Toby Harnden alleges ‘10-year conspiracy of silence’ on quashed rumours of Garda collusion
Speaking in Washington, British journalist Toby Harnden has said suspicions of collusion had been “completely dormant” until he “laid it all out there” using Garda and RUC sources and British army and RUC documents.
The British journalist whose 1999 book led to the establishment of the Smithwick Tribunal said that he feels “absolutely” vindicated by the tribunal’s findings that someone in Dundalk Garda station colluded with the IRA in the killing of two RUC officers in 1989.
Toby Harnden, now Washington bureau chief for The Sunday Times, said there was “a 10-year conspiracy of silence” as rumours of Garda collusion had been quashed “so emphatically” in the immediate aftermath of the killings of RUC Chief Supt Harry Breen and Supt Bob Buchanan.
Harnden claimed in the book, Bandit Country: The IRA and South Armagh, that a leak from the Garda station in Dundalk led to the killings of the two RUC officers in an IRA ambush near Jonesborough, south Armagh as they returned from a meeting at the station.
He wrote the book while working as Ireland Correspondent for The Daily Telegraph between 1996 and 1999, at which stage he was posted to the United States.
Speaking in Washington, Harnden said suspicions of collusion had been “completely dormant” until he “laid it all out there” using Garda and RUC sources and British army and RUC documents.
An eight-year inquiry, which cost €15 million and heard evidence from almost 200 witnesses, confirmed “some pretty compelling allegations of collusion” set out from his own journalistic resources, he said.
“There are many books that might not stand up to that kind of scrutiny, and Bandit Country did,” he said.
“The Smithwick Tribunal and its conclusions wouldn’t have happened if it hadn’t been for Bandit Country.

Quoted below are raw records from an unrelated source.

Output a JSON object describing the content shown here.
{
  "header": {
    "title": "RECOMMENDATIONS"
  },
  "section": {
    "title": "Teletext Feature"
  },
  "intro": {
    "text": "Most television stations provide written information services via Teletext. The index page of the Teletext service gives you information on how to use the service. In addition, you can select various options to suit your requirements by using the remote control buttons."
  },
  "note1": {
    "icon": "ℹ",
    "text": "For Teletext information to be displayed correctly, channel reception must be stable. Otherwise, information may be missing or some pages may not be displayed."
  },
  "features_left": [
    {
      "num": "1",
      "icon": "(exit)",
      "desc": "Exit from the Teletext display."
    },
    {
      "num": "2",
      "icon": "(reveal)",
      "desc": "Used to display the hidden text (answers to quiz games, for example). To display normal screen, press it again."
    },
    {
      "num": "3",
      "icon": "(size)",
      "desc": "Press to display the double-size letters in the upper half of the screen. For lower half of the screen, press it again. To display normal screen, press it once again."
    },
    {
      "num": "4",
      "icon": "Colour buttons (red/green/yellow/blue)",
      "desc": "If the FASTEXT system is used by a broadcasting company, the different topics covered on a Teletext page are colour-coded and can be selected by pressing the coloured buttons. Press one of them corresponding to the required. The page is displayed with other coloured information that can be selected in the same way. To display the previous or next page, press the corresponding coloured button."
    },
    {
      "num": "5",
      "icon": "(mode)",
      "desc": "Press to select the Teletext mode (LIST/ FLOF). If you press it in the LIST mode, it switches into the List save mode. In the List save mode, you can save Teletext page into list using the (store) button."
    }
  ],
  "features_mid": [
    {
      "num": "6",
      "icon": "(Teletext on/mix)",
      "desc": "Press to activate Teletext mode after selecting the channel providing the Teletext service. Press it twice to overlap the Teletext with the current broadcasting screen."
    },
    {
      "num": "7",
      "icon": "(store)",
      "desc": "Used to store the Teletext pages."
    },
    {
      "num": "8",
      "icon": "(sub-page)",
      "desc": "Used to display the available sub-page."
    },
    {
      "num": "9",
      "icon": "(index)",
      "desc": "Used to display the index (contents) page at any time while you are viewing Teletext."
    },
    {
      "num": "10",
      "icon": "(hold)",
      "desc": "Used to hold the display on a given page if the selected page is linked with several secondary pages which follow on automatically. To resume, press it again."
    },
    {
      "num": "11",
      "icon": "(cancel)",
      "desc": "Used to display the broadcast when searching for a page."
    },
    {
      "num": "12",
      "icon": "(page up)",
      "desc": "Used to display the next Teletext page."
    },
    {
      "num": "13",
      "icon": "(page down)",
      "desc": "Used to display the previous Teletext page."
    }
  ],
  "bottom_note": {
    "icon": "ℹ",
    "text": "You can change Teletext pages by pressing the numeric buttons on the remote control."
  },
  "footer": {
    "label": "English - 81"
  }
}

It is the only time in my career that my work has had that national and international impact.”
Smithwick said in the report that he was “extremely disappointed” that Harnden chose not to testify publicly. The journalist defended his decision. He said he met Smithwick privately in London and Washington.
“I was confident that me appearing would not have added anything substantive to the tribunal,” he said.

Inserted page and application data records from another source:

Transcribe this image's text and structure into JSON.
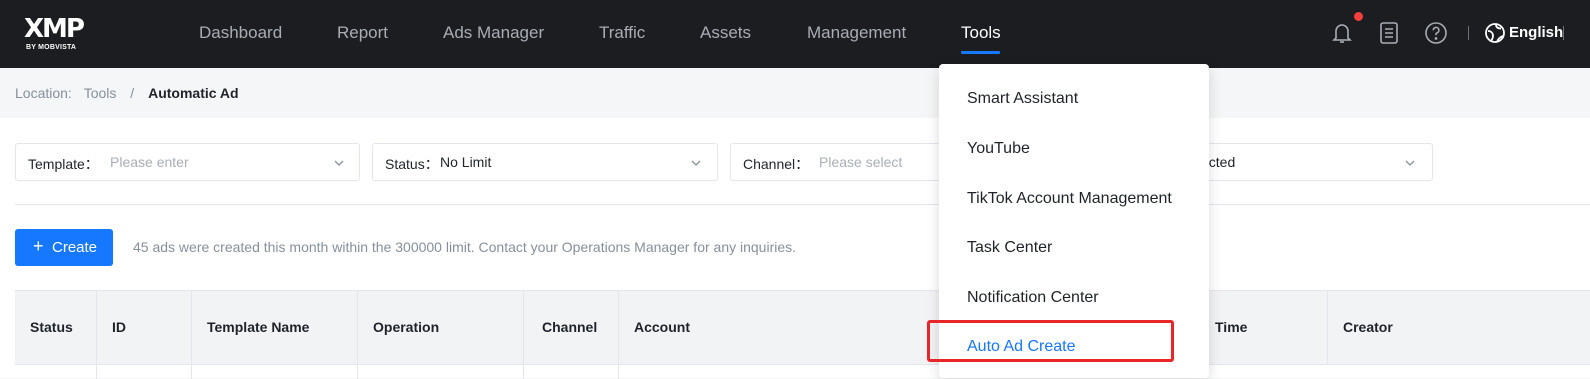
{
  "logo": {
    "mark": "XMP",
    "sub": "BY MOBVISTA"
  },
  "nav": {
    "items": [
      {
        "label": "Dashboard"
      },
      {
        "label": "Report"
      },
      {
        "label": "Ads Manager"
      },
      {
        "label": "Traffic"
      },
      {
        "label": "Assets"
      },
      {
        "label": "Management"
      },
      {
        "label": "Tools"
      }
    ],
    "active": "Tools",
    "language": "English",
    "accent": "#1677ff",
    "notification_dot": "#f53f3f"
  },
  "breadcrumb": {
    "label": "Location:",
    "parent": "Tools",
    "separator": "/",
    "current": "Automatic Ad"
  },
  "filters": {
    "template": {
      "label": "Template：",
      "placeholder": "Please enter"
    },
    "status": {
      "label": "Status：",
      "value": "No Limit"
    },
    "channel": {
      "label": "Channel：",
      "placeholder": "Please select"
    },
    "fourth": {
      "value": "ected"
    }
  },
  "create_button": {
    "icon": "plus-icon",
    "label": "Create"
  },
  "notice": "45 ads were created this month within the 300000 limit. Contact your Operations Manager for any inquiries.",
  "table": {
    "headers": [
      "Status",
      "ID",
      "Template Name",
      "Operation",
      "Channel",
      "Account",
      "Time",
      "Creator"
    ]
  },
  "tools_menu": {
    "items": [
      {
        "label": "Smart Assistant"
      },
      {
        "label": "YouTube"
      },
      {
        "label": "TikTok Account Management"
      },
      {
        "label": "Task Center"
      },
      {
        "label": "Notification Center"
      },
      {
        "label": "Auto Ad Create"
      }
    ],
    "highlighted": "Auto Ad Create",
    "highlight_color": "#e8262a"
  }
}
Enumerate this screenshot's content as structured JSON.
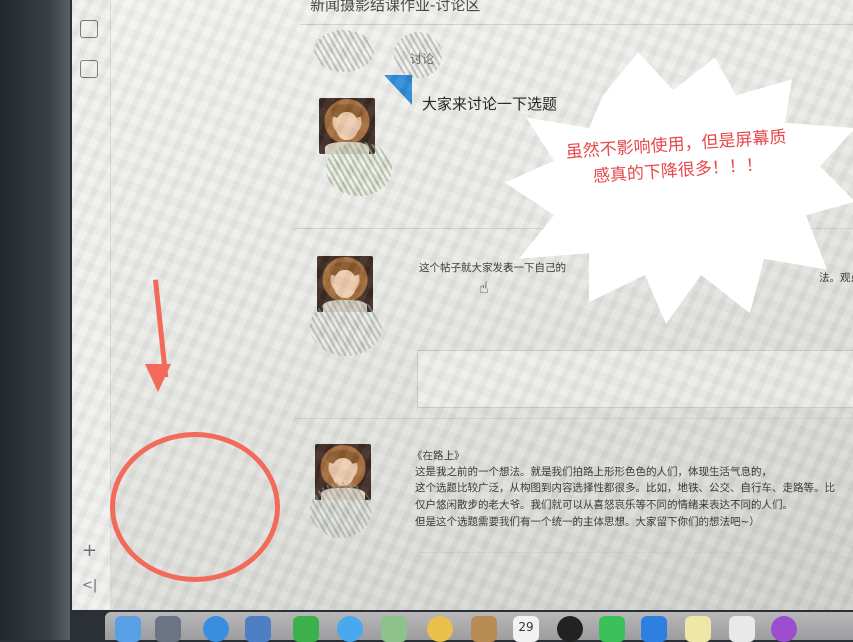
{
  "page": {
    "header_title": "新闻摄影结课作业-讨论区",
    "tag_label": "讨论"
  },
  "thread": {
    "title": "大家来讨论一下选题",
    "post_text_left": "这个帖子就大家发表一下自己的",
    "post_text_right": "法。观点和"
  },
  "reply": {
    "body_title": "《在路上》",
    "body_lines": [
      "这是我之前的一个想法。就是我们拍路上形形色色的人们，体现生活气息的，",
      "这个选题比较广泛，从构图到内容选择性都很多。比如，地铁、公交、自行车、走路等。比",
      "仅户悠闲散步的老大爷。我们就可以从喜怒哀乐等不同的情绪来表达不同的人们。",
      "但是这个选题需要我们有一个统一的主体思想。大家留下你们的想法吧~）"
    ]
  },
  "sidebar": {
    "add_symbol": "+",
    "collapse_symbol": "<|"
  },
  "dock": {
    "calendar_day": "29",
    "apps": [
      "finder-icon",
      "launchpad-icon",
      "safari-icon",
      "mail-icon",
      "facetime-icon",
      "messages-icon",
      "maps-icon",
      "photos-icon",
      "contacts-icon",
      "calendar-icon",
      "qq-icon",
      "wechat-icon",
      "xcode-icon",
      "notes-icon",
      "itunes-icon",
      "podcasts-icon"
    ]
  },
  "annotation": {
    "callout_text": "虽然不影响使用，但是屏幕质感真的下降很多！！！",
    "colors": {
      "annotation_red": "#f26a5a",
      "callout_text": "#e8474b",
      "badge_blue": "#2e8ad8"
    }
  }
}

“There was some quite serious issues of protecting confidential sources and I just ultimately felt that the book should speak for itself.”

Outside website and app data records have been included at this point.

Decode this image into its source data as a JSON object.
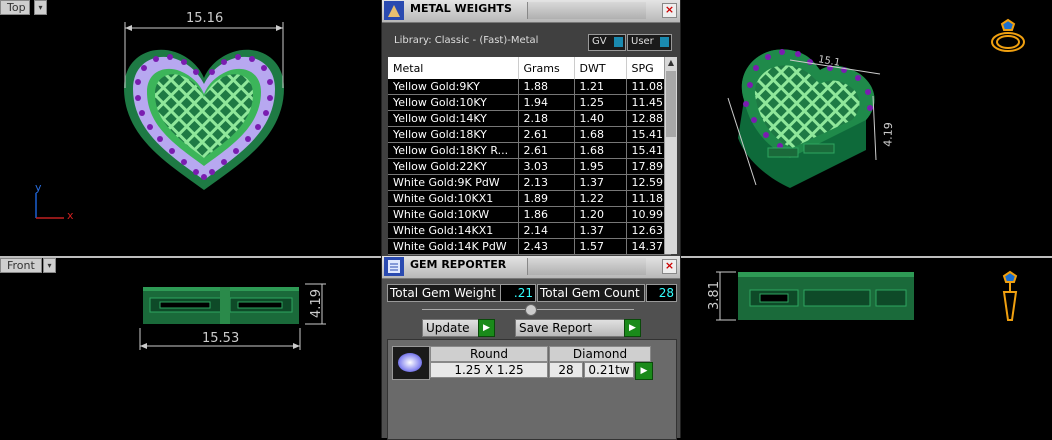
{
  "viewports": {
    "top": {
      "label": "Top",
      "dim_width": "15.16",
      "axis_y": "y",
      "axis_x": "x"
    },
    "front": {
      "label": "Front",
      "dim_width": "15.53",
      "dim_height": "4.19"
    },
    "perspective": {
      "dim_a": "15.1",
      "dim_b": "4.19"
    },
    "right": {
      "dim_height": "3.81"
    }
  },
  "metal_weights": {
    "title": "METAL WEIGHTS",
    "library": "Library: Classic - (Fast)-Metal",
    "gv_label": "GV",
    "user_label": "User",
    "columns": [
      "Metal",
      "Grams",
      "DWT",
      "SPG"
    ],
    "rows": [
      [
        "Yellow Gold:9KY",
        "1.88",
        "1.21",
        "11.08"
      ],
      [
        "Yellow Gold:10KY",
        "1.94",
        "1.25",
        "11.45"
      ],
      [
        "Yellow Gold:14KY",
        "2.18",
        "1.40",
        "12.88"
      ],
      [
        "Yellow Gold:18KY",
        "2.61",
        "1.68",
        "15.41"
      ],
      [
        "Yellow Gold:18KY R...",
        "2.61",
        "1.68",
        "15.41"
      ],
      [
        "Yellow Gold:22KY",
        "3.03",
        "1.95",
        "17.89"
      ],
      [
        "White Gold:9K PdW",
        "2.13",
        "1.37",
        "12.59"
      ],
      [
        "White Gold:10KX1",
        "1.89",
        "1.22",
        "11.18"
      ],
      [
        "White Gold:10KW",
        "1.86",
        "1.20",
        "10.99"
      ],
      [
        "White Gold:14KX1",
        "2.14",
        "1.37",
        "12.63"
      ],
      [
        "White Gold:14K PdW",
        "2.43",
        "1.57",
        "14.37"
      ]
    ],
    "close": "×"
  },
  "gem_reporter": {
    "title": "GEM REPORTER",
    "total_weight_label": "Total Gem Weight",
    "total_weight_value": ".21",
    "total_count_label": "Total Gem Count",
    "total_count_value": "28",
    "update_label": "Update",
    "save_label": "Save Report",
    "gem": {
      "shape": "Round",
      "type": "Diamond",
      "size": "1.25 X 1.25",
      "count": "28",
      "tw": "0.21tw"
    },
    "close": "×"
  }
}
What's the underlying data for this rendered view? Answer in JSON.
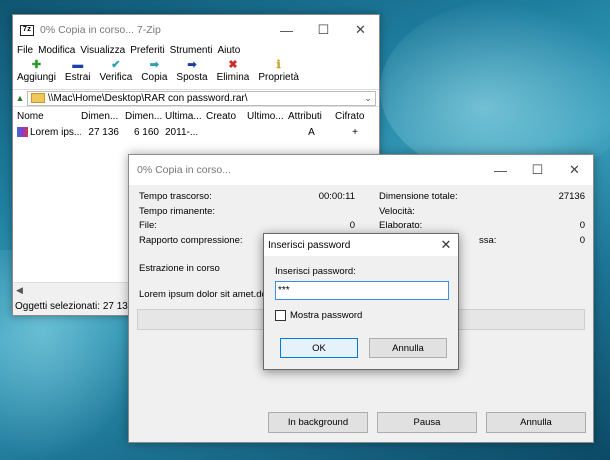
{
  "main_window": {
    "title": "0% Copia in corso... 7-Zip",
    "app_icon_text": "7z",
    "menu": [
      "File",
      "Modifica",
      "Visualizza",
      "Preferiti",
      "Strumenti",
      "Aiuto"
    ],
    "toolbar": [
      {
        "label": "Aggiungi",
        "icon": "plus-icon",
        "glyph": "✚",
        "color": "#2e9a2e"
      },
      {
        "label": "Estrai",
        "icon": "minus-icon",
        "glyph": "▬",
        "color": "#1a3fa8"
      },
      {
        "label": "Verifica",
        "icon": "check-icon",
        "glyph": "✔",
        "color": "#2aa0b0"
      },
      {
        "label": "Copia",
        "icon": "copy-arrow-icon",
        "glyph": "➡",
        "color": "#2aa0b0"
      },
      {
        "label": "Sposta",
        "icon": "move-arrow-icon",
        "glyph": "➡",
        "color": "#1a3fa8"
      },
      {
        "label": "Elimina",
        "icon": "delete-x-icon",
        "glyph": "✖",
        "color": "#d22a2a"
      },
      {
        "label": "Proprietà",
        "icon": "info-icon",
        "glyph": "ℹ",
        "color": "#c9a22a"
      }
    ],
    "address": "\\\\Mac\\Home\\Desktop\\RAR con password.rar\\",
    "columns": [
      "Nome",
      "Dimen...",
      "Dimen...",
      "Ultima...",
      "Creato",
      "Ultimo...",
      "Attributi",
      "Cifrato"
    ],
    "rows": [
      {
        "name": "Lorem ips...",
        "size": "27 136",
        "packed": "6 160",
        "modified": "2011-...",
        "created": "",
        "accessed": "",
        "attributes": "A",
        "encrypted": "+"
      }
    ],
    "status": "Oggetti selezionati:  27 13"
  },
  "progress_window": {
    "title": "0% Copia in corso...",
    "left_stats": [
      {
        "label": "Tempo trascorso:",
        "value": "00:00:11"
      },
      {
        "label": "Tempo rimanente:",
        "value": ""
      },
      {
        "label": "File:",
        "value": "0"
      },
      {
        "label": "Rapporto compressione:",
        "value": ""
      }
    ],
    "right_stats": [
      {
        "label": "Dimensione totale:",
        "value": "27136"
      },
      {
        "label": "Velocità:",
        "value": ""
      },
      {
        "label": "Elaborato:",
        "value": "0"
      },
      {
        "label": "ssa:",
        "value": "0"
      }
    ],
    "operation": "Estrazione in corso",
    "current_file": "Lorem ipsum dolor sit amet.doc",
    "progress_percent": 0,
    "buttons": {
      "background": "In background",
      "pause": "Pausa",
      "cancel": "Annulla"
    }
  },
  "password_dialog": {
    "title": "Inserisci password",
    "label": "Inserisci password:",
    "value": "***",
    "show_password": "Mostra password",
    "ok": "OK",
    "cancel": "Annulla"
  }
}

Harnden said he was “surprised by the level of surprise and outrage” that members of the Garda Síochána might have colluded with the IRA, given how the paramilitary group drew its support.
“I find it completely unsurprising that individuals in an Irish police force during the Troubles would have had republican sympathies towards the IRA and would have helped them out. I would have been surprised if that wasn’t the case,” he said.
Harnden admitted to being “obsessed” with the killings of Breen and Buchanan while he carried out research for the book, in which he looked back at 25 years of murders in the south Armagh and north Louth areas.
The timing of the RUC men’s meetings in Dundalk and the killings, and his understanding of how the IRA operated, led him to suspect that an IRA mole in the Garda, rather than an elaborate surveillance operation, was behind the killings. Interviews with other sources confirmed his suspicions, he said.
Harnden has visited Northern Ireland since he stopped working there in 1999 but he has not returned to south Armagh. He has said to himself that he would never go back, partly for security reasons. “It probably wouldn’t be a good place for me to hang out.”